Introduction: What is Being Broken Up?
A break up, or being broken up with, is the process of separation initiated by significant other. It’s a difficult process that might leave you feeling lonely, and depressed. We all know that breaking up with someone is never easy. You might feel like you’ve lost your best friend or worst enemy. You might be feeling a lot of anger or sadness, or you might be feeling nothing at all.
Breaking up can be difficult because it forces us to face our own feelings about ourselves and the other person in the relationship. It forces us to confront the fact that this person is not going to be in our lives forever, which can be terrifying. We’re left to feel like we’re not good enough, and there might be truth in that.

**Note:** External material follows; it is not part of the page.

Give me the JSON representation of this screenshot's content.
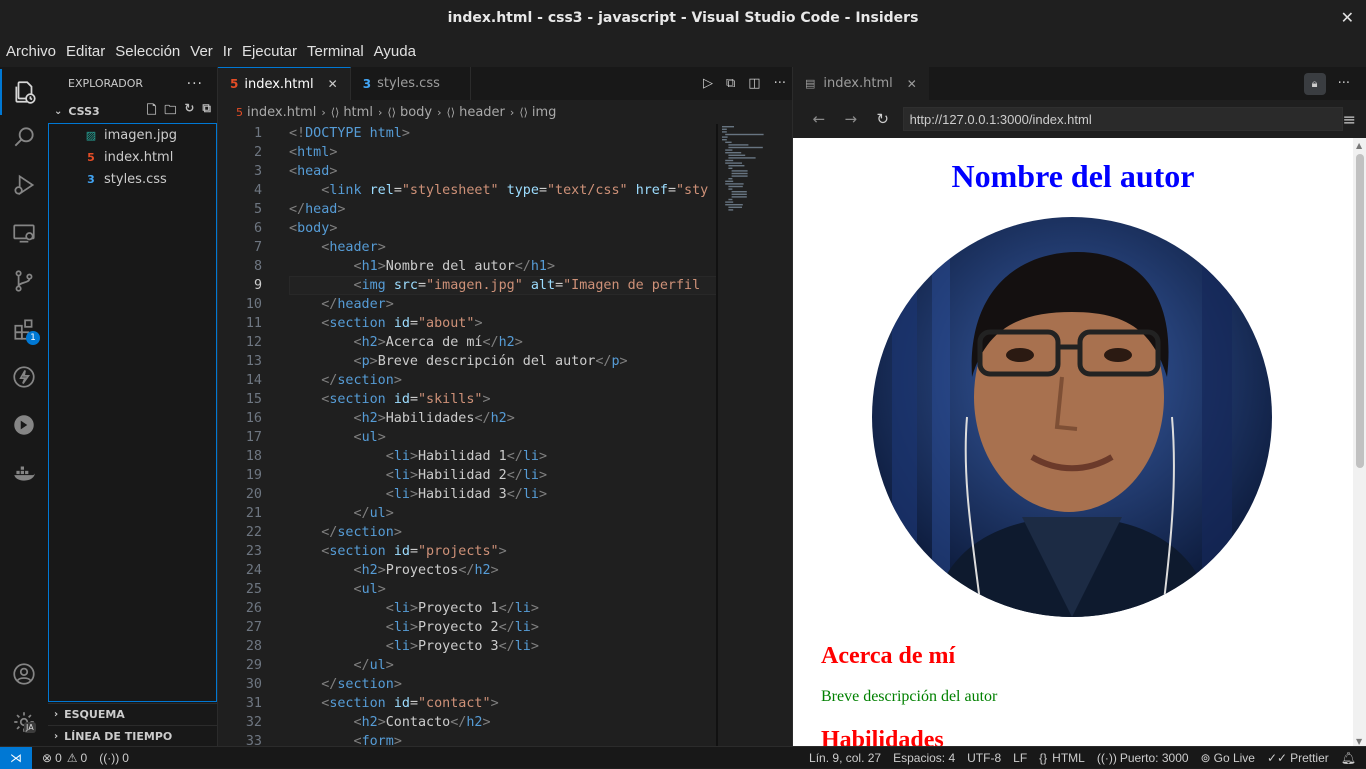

What to Do after Being Broken Up With
This is your opportunity to evaluate your life and gain perspective. Why did the other person initiate the breakup? What are the mitigating factors? In what ways can you learn from this experience?
It’s important to keep in mind that the dynamics between you have changed. What was typical conversation can seem intrusive and invasive from their perspective. That means you have to be careful in your approach. Avoid being overly familiar or talking about the relationship. Most importantly, respect their boundaries.
It might feel like they’re asking too much, but that ultimately doesn’t matter. You have to be able to respect your old partner’s decisions. Try to be more self aware rather then get your feelings to overwhelm your response. Allowing yourself some time will help you get over your feelings and make a decision about what you want in a partner. It’s generic advice, I don’t follow it myself but it’s to my objective’s detriment.
I’m the type of person who goes after what they want. If it ends in futility, then at least I wouldn’t regret my inaction. Be careful with this type of thinking. Doing more is counter-productive. It pushes your ex-partner away because it lowers your value. It works like this: they understand that they’re not particularly special; your infatuation would mean that there’s something inherently wrong with you. Why else would you want them so badly when they don’t have much to offer?
This, to any rational human being, is pure silliness. But ‘dem be the rules.
What are the Best Ways to Get Over a Break-Up?
Breakups are never easy. But there are ways to help you get over a break up and move on with your life. Here are some tips for how to get over a break up:
1) Take care of yourself:
- Eat Right
- Get Enough Sleep
- Exercise Regularly
2) Reach out to friends and family:
- Spend time with people who make you happy and want to see you succeed in life.
3) Keep busy and distracted:
- Try new things, take up a hobby, go back to school, travel, volunteer, etc.
Coping Strategies for Emotional Breakups in Relationships
Coping strategies are necessary to help people deal with emotional breakups. They can be used to get through the grieving process and eventually, move on with their lives. Some of the most common coping strategies include:
- Talking about it
- Writing about it
- Getting a new Hobby
- Stay busy
Ways To Deal With Heartbreak Without Alcohol
It bears repeating, alcohol is no substitute for love and is no cure for a love lost. There are many reasons to avoid alcohol during times of emotional turmoil. The wounds from heartache can easily lead to a path of self-destruction. Not only will you decrease your overall value; you will be validating your partner’s decision to move on.
Use the break up as motivation to better yourself. Move towards wellness and increase your value. If you need the incentive, tell yourself with enough self improvement, you’ll get her back. This is a short-term solution to re-orient your efforts towards yourself. You need to build new experiences (5 Reasons to Choose Experience Over Things) that supersede the memories you had with your old partner.
A major reasons I had a hard time moving on, wasn’t just because she was a fox. We’d go at it every time we met. Each encounter would coincide with a boost of adrenaline and endorphins. It’s a feeling that you can’t replicate by yourself at home. Go do something.. -or someone?
- Go dancing: take time to learn a new skill or hobby
- Explore your environment: see what’s going on in your city or neighborhood
- Exercise: that’ll get the endorphins going
- Check out local events and begin building a new community
These might seem obvious, but nothing is really clear in times of emotional distress. Use Eventbrite or Meetup.com to meet new people, see what’s going on in your neighborhood, and take the opportunity to build a new community. I’ve tried all of the above, but nothing seems to work.
She’s not always on my mind. But it happens more often than I’d like. There are times when I think… ‘This would be better with her‘. In reality, it’s not one person. A select few will always have an inordinate amount of influence on my heart. No matter the degree of betrayal or insecurity I’m left to live with.
If you were to take any advice, it shouldn’t be from a love-sick dope like me.